- [ASSIGNMENT] The answer must consist of each line below that contains the string "icon".

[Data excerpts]

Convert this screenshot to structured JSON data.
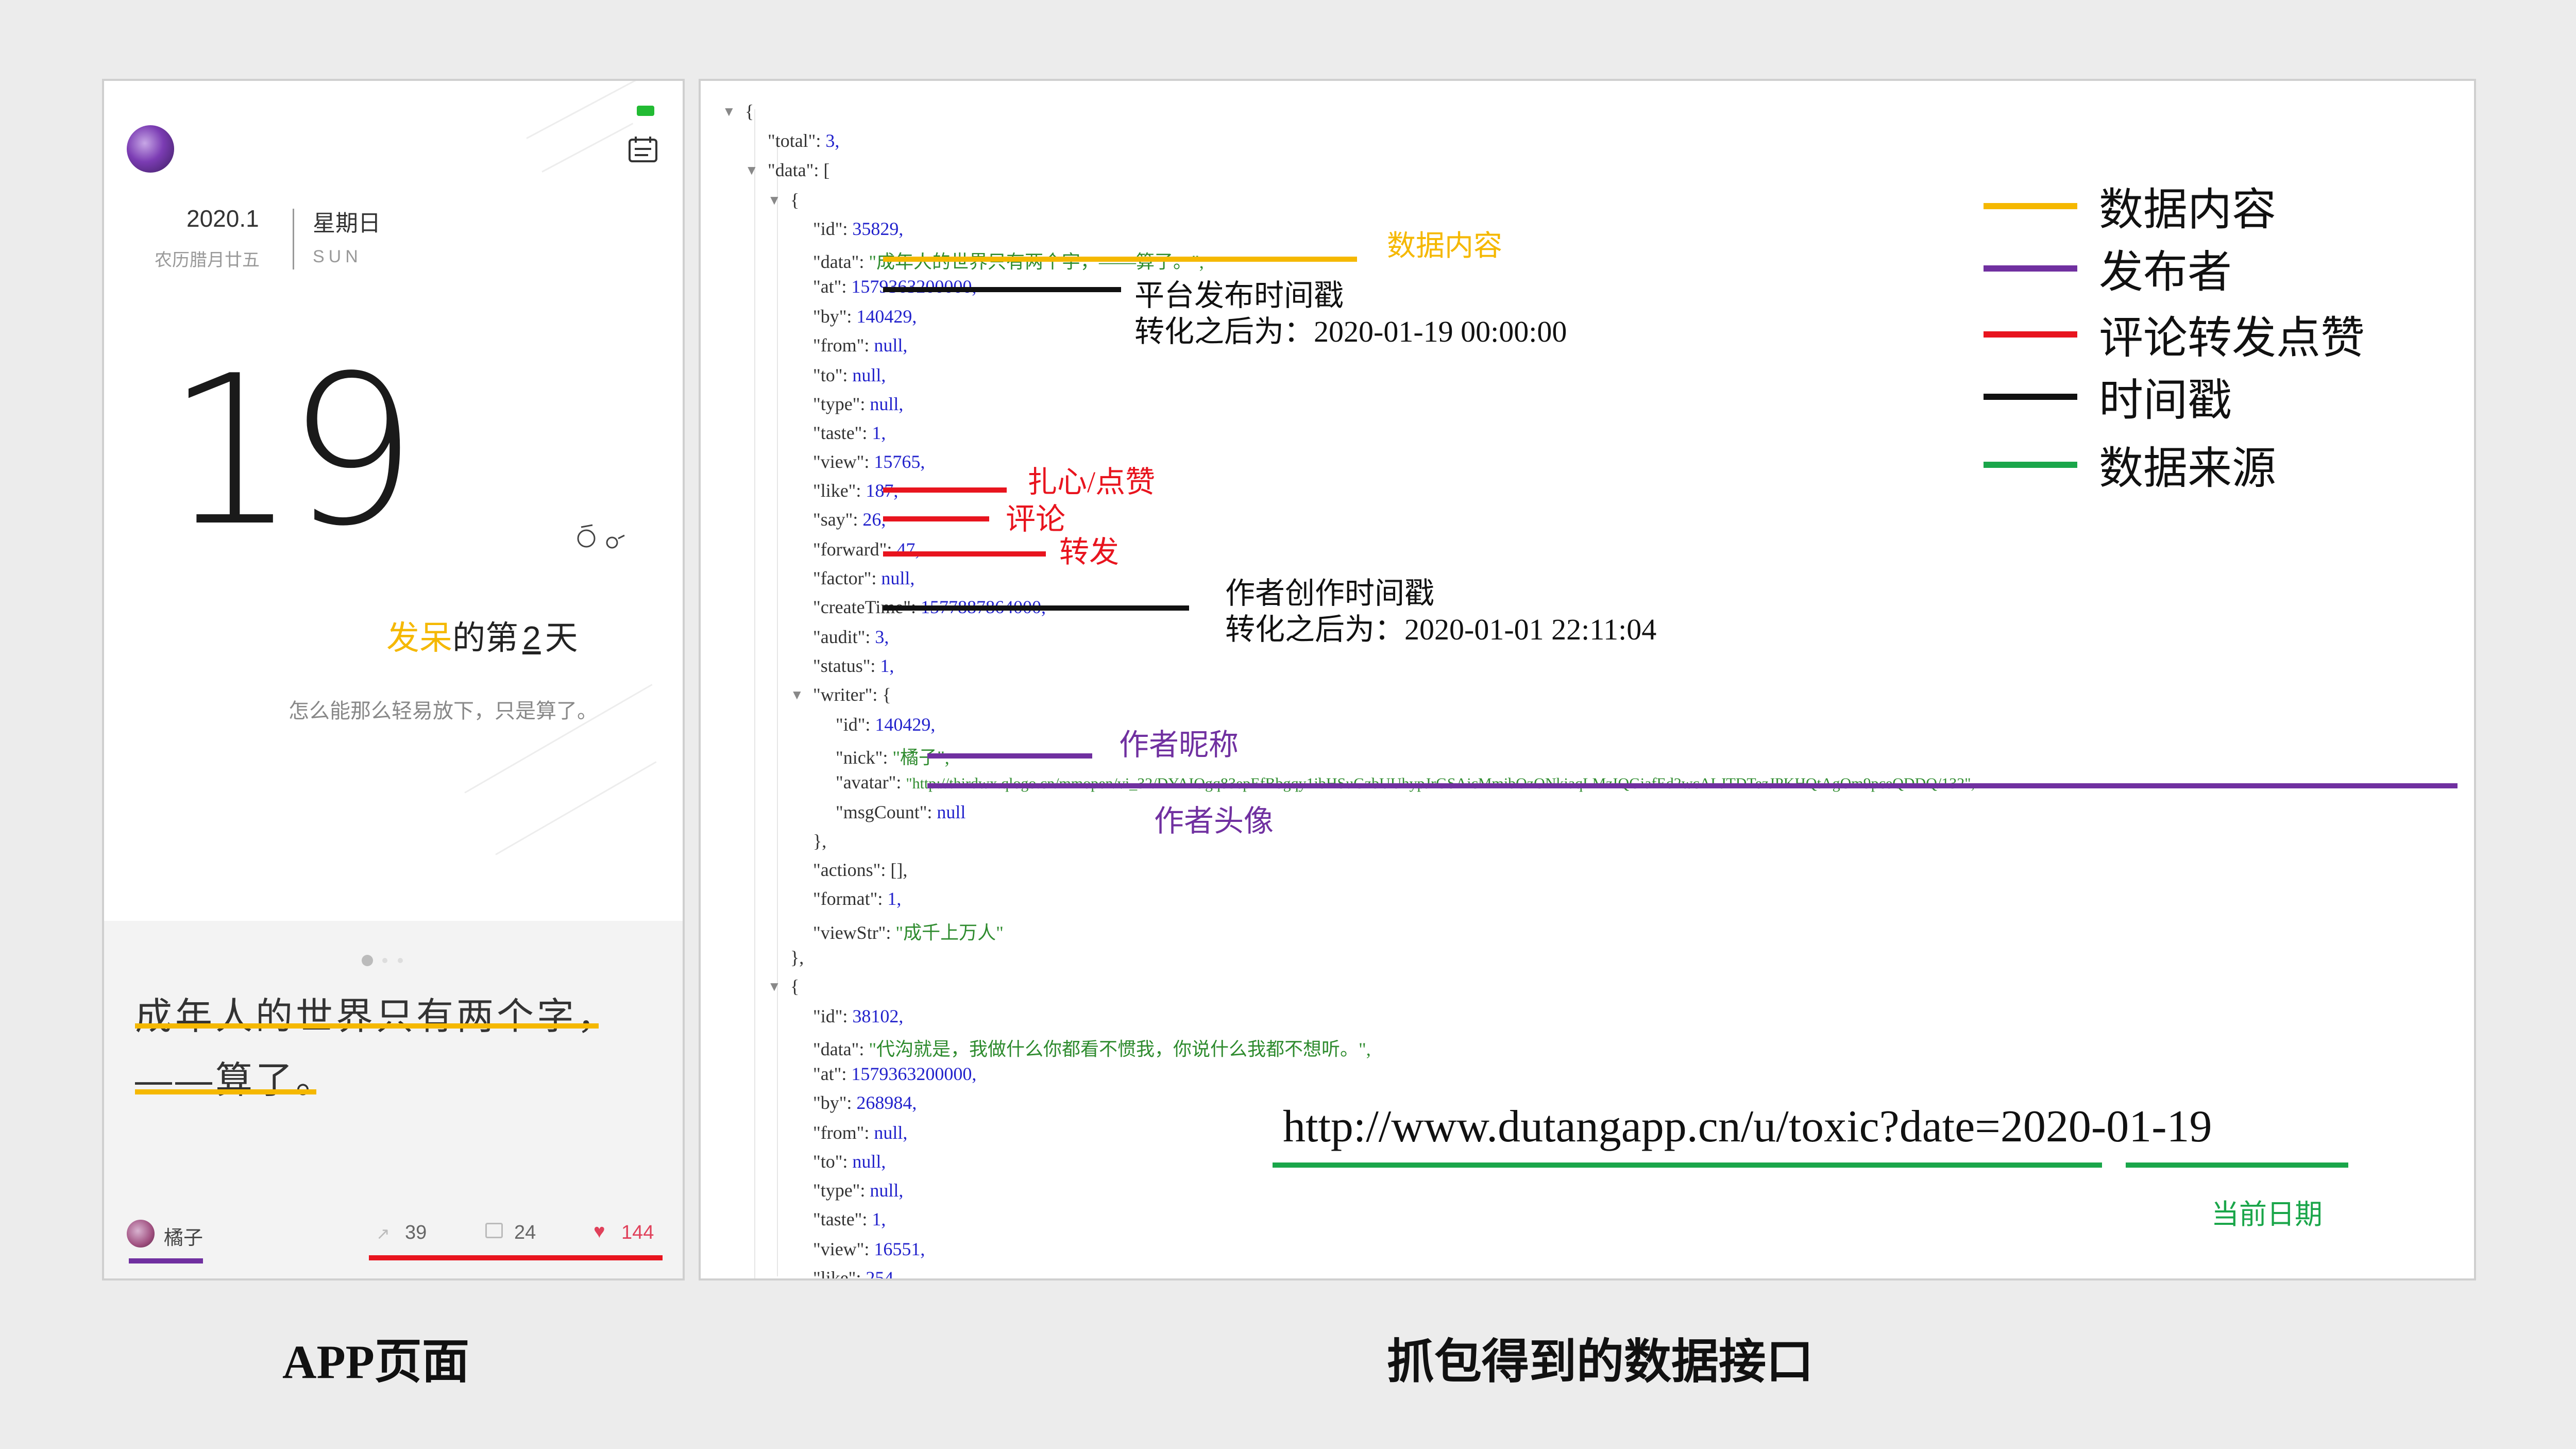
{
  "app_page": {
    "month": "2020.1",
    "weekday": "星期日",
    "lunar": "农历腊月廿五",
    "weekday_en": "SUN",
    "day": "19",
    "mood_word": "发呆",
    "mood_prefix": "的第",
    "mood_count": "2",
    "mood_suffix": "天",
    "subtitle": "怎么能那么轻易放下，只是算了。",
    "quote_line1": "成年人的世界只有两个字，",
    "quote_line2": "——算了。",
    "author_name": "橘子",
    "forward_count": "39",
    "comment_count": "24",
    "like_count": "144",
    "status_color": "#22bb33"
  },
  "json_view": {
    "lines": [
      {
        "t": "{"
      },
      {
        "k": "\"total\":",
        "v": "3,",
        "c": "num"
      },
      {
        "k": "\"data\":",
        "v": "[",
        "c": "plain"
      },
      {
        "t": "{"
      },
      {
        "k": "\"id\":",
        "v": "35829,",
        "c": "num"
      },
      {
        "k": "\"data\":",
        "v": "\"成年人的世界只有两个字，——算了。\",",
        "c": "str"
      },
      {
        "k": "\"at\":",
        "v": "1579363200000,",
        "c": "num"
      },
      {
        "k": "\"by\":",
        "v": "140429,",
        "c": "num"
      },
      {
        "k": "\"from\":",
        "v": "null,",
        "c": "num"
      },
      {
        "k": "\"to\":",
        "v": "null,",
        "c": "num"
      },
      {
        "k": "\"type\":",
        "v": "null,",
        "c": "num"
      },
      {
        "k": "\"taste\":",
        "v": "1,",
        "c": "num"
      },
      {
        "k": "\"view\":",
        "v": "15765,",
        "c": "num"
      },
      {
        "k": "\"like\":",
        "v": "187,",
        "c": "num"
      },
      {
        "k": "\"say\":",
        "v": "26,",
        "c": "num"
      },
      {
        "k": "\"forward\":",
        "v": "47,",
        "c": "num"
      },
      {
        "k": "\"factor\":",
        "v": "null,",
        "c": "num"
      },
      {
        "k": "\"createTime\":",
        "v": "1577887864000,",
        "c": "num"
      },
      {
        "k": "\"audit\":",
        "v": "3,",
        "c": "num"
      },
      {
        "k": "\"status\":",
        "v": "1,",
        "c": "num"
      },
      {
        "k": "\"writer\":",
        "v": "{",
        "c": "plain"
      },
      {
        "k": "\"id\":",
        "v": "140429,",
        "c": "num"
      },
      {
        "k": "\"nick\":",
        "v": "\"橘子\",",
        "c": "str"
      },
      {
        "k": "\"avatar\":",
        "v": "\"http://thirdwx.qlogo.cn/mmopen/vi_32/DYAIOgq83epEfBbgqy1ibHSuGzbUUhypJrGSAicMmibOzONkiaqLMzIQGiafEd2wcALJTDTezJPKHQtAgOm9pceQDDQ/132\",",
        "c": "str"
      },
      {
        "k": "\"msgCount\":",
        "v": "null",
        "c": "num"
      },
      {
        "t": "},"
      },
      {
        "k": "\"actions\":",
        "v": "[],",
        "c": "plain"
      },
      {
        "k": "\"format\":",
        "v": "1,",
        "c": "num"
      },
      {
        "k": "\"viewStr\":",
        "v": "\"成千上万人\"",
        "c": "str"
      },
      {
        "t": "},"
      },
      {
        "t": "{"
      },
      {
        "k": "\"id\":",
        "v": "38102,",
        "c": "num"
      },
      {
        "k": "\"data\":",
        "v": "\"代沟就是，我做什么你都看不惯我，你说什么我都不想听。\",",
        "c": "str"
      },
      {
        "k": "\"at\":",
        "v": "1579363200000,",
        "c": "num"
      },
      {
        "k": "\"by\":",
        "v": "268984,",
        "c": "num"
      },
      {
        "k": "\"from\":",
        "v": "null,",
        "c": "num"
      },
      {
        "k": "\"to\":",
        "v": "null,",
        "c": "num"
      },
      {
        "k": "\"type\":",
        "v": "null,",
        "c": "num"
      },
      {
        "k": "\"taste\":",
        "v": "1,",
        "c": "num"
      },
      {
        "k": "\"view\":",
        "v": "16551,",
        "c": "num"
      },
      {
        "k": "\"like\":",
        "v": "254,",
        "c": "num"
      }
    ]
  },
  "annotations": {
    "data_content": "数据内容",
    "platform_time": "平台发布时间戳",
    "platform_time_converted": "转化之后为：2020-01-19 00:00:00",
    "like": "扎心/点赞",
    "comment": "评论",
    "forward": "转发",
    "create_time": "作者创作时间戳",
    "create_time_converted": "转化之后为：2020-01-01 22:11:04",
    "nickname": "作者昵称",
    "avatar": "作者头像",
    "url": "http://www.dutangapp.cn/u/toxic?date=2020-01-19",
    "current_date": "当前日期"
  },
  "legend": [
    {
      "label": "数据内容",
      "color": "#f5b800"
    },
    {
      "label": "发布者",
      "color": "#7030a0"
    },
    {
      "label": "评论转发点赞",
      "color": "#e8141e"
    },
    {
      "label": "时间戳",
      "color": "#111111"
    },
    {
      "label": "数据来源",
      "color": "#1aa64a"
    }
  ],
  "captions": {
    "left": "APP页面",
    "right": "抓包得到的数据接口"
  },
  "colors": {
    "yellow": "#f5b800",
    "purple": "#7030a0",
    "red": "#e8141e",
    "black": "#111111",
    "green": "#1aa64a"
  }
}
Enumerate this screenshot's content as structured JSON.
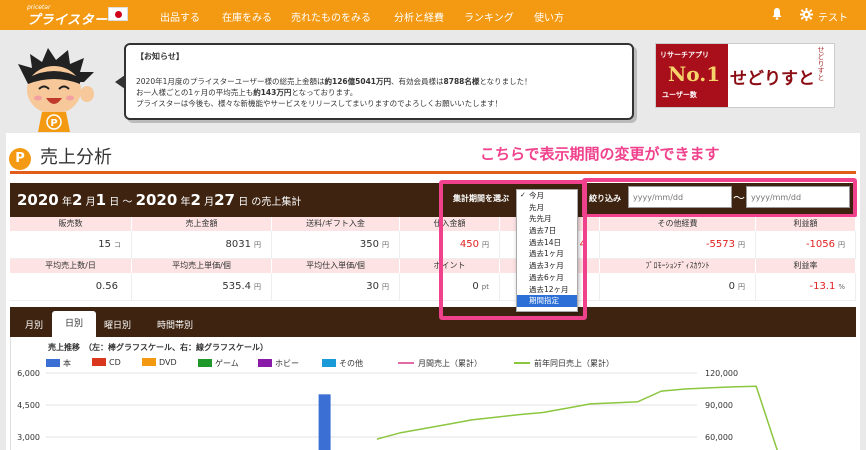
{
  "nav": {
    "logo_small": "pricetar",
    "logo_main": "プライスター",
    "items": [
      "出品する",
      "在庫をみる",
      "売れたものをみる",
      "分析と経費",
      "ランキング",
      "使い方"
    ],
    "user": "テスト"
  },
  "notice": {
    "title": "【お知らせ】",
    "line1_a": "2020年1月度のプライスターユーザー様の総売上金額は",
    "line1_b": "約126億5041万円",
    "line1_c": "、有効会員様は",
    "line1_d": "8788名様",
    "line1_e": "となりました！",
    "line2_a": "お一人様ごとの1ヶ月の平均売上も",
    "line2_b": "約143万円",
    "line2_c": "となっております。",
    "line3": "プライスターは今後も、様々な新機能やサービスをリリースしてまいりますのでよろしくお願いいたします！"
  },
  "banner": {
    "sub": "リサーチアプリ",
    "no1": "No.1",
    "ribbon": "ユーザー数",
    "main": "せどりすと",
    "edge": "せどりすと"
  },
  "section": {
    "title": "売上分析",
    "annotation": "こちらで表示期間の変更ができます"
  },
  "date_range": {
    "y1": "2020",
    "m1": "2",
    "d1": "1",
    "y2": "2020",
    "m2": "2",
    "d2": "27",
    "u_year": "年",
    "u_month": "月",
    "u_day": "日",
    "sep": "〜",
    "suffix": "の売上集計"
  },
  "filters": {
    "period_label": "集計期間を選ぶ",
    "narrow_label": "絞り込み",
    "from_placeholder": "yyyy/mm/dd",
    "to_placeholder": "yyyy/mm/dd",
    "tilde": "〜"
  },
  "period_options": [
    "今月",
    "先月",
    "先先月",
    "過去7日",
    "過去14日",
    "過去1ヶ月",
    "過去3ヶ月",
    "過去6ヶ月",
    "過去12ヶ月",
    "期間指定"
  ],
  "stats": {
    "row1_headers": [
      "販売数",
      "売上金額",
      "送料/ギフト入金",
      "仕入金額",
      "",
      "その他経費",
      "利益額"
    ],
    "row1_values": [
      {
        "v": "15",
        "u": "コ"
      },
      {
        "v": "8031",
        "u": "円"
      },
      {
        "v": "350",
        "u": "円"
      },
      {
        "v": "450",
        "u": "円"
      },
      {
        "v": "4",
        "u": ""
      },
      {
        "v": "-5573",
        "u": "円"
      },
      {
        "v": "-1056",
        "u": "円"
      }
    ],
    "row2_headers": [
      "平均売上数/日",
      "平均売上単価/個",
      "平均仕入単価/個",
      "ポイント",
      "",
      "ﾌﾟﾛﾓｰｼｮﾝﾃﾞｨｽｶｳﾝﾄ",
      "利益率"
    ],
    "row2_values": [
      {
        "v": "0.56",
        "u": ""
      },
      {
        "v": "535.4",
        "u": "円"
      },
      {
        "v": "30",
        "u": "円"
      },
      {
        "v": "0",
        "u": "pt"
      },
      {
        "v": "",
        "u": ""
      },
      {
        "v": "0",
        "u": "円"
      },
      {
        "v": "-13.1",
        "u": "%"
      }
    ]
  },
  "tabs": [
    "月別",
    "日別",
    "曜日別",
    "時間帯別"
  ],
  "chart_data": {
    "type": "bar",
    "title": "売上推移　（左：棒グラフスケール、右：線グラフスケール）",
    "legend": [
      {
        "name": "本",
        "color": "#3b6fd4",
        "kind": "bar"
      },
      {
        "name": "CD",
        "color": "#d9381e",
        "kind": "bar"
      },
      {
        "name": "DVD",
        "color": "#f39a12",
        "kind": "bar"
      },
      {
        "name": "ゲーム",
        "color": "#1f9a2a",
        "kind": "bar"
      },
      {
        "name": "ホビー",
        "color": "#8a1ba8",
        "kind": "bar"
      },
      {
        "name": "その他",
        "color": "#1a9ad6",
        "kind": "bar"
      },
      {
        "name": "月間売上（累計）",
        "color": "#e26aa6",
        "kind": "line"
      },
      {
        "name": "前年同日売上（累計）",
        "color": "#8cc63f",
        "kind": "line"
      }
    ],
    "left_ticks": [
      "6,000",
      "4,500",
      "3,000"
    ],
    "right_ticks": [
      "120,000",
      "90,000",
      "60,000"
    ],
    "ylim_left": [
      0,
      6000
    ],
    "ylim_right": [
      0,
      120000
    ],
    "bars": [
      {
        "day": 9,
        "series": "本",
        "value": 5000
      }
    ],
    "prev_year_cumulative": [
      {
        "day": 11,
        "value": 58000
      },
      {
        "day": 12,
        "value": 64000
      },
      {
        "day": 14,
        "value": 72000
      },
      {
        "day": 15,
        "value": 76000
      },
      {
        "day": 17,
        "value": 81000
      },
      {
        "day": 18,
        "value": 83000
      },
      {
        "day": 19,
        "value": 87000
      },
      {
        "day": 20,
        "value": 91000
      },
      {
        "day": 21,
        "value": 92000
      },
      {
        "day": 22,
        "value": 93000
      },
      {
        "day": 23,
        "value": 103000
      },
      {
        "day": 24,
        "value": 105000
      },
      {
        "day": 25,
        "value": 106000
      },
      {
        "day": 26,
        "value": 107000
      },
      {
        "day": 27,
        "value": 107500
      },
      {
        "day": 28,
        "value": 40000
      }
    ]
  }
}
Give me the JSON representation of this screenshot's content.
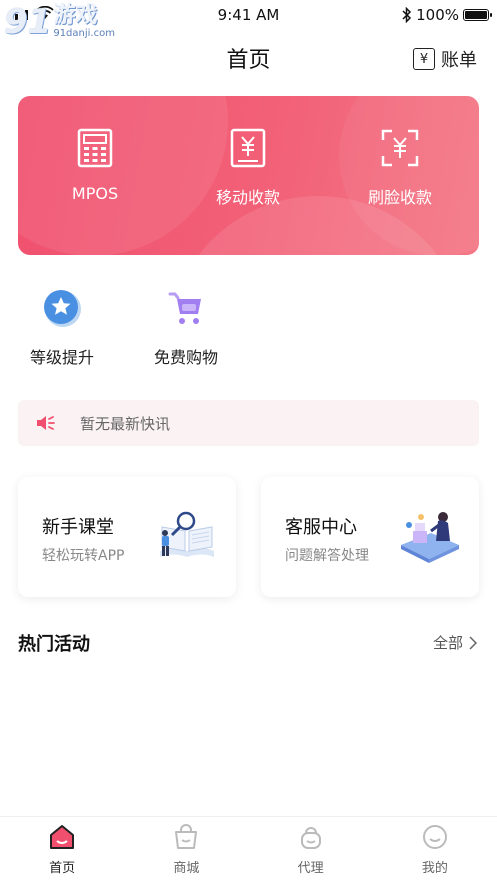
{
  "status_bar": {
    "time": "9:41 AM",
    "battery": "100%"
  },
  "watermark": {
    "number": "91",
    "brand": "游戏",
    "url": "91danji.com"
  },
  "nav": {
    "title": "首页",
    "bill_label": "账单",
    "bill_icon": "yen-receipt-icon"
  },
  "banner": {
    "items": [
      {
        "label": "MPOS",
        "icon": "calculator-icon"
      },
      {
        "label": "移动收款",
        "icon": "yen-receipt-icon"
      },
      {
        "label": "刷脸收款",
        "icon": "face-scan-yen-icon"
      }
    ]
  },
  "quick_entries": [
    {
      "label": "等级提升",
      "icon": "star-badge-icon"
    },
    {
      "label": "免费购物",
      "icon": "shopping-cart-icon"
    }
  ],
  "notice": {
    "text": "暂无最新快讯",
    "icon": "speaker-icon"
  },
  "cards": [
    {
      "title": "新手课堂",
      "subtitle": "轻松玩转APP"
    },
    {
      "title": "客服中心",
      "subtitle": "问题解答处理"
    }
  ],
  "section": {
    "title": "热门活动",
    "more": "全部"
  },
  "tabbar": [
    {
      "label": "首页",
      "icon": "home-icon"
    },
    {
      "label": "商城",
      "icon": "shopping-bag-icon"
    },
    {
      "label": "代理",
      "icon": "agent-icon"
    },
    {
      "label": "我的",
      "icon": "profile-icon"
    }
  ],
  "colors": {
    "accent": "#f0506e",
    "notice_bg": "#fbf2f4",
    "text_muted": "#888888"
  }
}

- [RESULT FOR THIS TASK]
    "bill_icon": "yen-receipt-icon"
        "icon": "calculator-icon"
        "icon": "yen-receipt-icon"
        "icon": "face-scan-yen-icon"
      "icon": "star-badge-icon"
      "icon": "shopping-cart-icon"
    "icon": "speaker-icon"
      "icon": "home-icon"
      "icon": "shopping-bag-icon"
      "icon": "agent-icon"
      "icon": "profile-icon"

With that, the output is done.